Although the extension of the UK's exit from the EU has prevented an immediate hard Brexit, it also represents a prolonged uncertainty for the capital markets. How the exit from the EU is to be implemented remains unclear, however, and the fronts in the British parliament have hardened. The relief on the markets could therefore only be of a very short nature.
The minutes of the US Federal Reserve's last monetary policy decision on March 20 confirmed the Fed's wait-and-see attitude. There are still "significant uncertainties" in the economic outlook, and latest US inflation data will probably not put pressure on the Fed to raise key interest rates again in the near future.

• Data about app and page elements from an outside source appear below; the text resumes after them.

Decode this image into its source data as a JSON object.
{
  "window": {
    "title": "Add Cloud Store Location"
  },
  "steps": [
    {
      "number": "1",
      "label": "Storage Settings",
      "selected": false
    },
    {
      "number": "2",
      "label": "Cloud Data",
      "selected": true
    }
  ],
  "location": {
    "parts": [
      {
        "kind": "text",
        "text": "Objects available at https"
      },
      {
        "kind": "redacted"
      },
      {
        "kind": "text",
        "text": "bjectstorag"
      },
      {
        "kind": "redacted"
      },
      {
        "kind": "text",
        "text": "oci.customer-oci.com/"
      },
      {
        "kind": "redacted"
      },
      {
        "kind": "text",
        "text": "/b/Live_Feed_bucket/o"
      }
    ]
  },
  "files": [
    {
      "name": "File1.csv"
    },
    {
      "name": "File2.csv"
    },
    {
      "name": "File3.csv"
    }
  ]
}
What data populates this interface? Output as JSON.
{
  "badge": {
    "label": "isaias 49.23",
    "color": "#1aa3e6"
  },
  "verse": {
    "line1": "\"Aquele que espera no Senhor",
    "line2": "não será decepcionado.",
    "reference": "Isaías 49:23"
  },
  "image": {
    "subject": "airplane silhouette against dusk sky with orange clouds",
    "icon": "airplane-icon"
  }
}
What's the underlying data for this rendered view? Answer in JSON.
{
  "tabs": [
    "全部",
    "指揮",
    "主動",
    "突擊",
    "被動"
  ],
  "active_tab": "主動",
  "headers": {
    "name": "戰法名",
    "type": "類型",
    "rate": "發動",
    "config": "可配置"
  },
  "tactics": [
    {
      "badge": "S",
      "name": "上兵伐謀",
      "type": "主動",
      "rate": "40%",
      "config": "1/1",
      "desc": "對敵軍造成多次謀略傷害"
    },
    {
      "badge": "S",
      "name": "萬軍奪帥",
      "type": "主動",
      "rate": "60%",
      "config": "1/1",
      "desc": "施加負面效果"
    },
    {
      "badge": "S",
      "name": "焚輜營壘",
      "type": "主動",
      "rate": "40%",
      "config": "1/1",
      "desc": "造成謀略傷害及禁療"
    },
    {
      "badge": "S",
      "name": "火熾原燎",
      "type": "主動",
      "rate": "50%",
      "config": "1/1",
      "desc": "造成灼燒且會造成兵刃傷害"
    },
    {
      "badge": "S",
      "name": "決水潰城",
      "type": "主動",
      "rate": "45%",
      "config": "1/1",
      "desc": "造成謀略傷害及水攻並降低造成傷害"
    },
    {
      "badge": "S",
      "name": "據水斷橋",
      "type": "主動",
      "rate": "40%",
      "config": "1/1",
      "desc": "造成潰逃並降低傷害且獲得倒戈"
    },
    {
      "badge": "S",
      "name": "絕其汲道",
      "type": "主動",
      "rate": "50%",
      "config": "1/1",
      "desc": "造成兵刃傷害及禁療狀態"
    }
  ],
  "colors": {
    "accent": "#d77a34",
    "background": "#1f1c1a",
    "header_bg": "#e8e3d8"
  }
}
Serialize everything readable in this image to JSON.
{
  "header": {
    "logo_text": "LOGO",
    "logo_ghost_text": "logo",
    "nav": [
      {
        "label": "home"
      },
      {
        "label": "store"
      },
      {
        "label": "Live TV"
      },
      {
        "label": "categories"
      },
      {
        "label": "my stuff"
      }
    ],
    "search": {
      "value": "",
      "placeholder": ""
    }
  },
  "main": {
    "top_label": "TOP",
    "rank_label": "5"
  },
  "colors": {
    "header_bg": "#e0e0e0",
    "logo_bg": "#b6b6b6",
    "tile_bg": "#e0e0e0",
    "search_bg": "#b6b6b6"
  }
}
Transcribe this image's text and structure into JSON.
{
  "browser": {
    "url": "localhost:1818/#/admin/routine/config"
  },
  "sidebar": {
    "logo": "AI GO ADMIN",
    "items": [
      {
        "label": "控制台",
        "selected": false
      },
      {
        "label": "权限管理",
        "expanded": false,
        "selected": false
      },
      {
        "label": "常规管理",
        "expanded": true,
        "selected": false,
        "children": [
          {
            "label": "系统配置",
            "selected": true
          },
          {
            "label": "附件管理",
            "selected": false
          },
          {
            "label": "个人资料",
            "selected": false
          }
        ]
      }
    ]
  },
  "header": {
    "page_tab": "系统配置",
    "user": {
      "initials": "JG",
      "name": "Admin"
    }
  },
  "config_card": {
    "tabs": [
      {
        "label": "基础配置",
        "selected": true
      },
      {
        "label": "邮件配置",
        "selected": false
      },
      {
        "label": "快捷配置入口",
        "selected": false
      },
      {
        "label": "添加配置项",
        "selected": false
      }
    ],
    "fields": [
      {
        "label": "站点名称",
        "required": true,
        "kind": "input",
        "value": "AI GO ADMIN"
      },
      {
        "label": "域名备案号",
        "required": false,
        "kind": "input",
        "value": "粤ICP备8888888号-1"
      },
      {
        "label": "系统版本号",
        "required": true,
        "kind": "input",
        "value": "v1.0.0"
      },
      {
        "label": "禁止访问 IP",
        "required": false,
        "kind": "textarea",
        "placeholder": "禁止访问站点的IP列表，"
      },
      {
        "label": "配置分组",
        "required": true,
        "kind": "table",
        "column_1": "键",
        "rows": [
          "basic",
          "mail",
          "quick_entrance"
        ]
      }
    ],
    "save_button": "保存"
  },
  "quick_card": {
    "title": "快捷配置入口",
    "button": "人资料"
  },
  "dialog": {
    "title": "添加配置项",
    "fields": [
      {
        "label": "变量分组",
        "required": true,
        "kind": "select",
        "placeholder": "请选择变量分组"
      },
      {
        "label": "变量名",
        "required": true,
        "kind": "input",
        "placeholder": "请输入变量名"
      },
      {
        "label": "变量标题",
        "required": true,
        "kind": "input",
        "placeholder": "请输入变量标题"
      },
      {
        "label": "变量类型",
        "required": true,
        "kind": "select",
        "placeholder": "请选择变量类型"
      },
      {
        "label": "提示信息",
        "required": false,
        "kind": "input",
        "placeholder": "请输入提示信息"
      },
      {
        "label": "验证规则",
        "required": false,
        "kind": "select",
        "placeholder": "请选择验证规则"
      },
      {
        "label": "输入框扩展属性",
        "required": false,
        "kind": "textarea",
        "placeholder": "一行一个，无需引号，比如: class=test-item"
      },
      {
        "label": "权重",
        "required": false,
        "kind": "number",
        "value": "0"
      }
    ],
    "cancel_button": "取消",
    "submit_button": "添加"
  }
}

ECB President Mario Draghi continues to see growth risks for the euro zone and recent economic data have confirmed that the pace of growth in the euro area is slowing. Nevertheless, the likelihood of a recession remains low.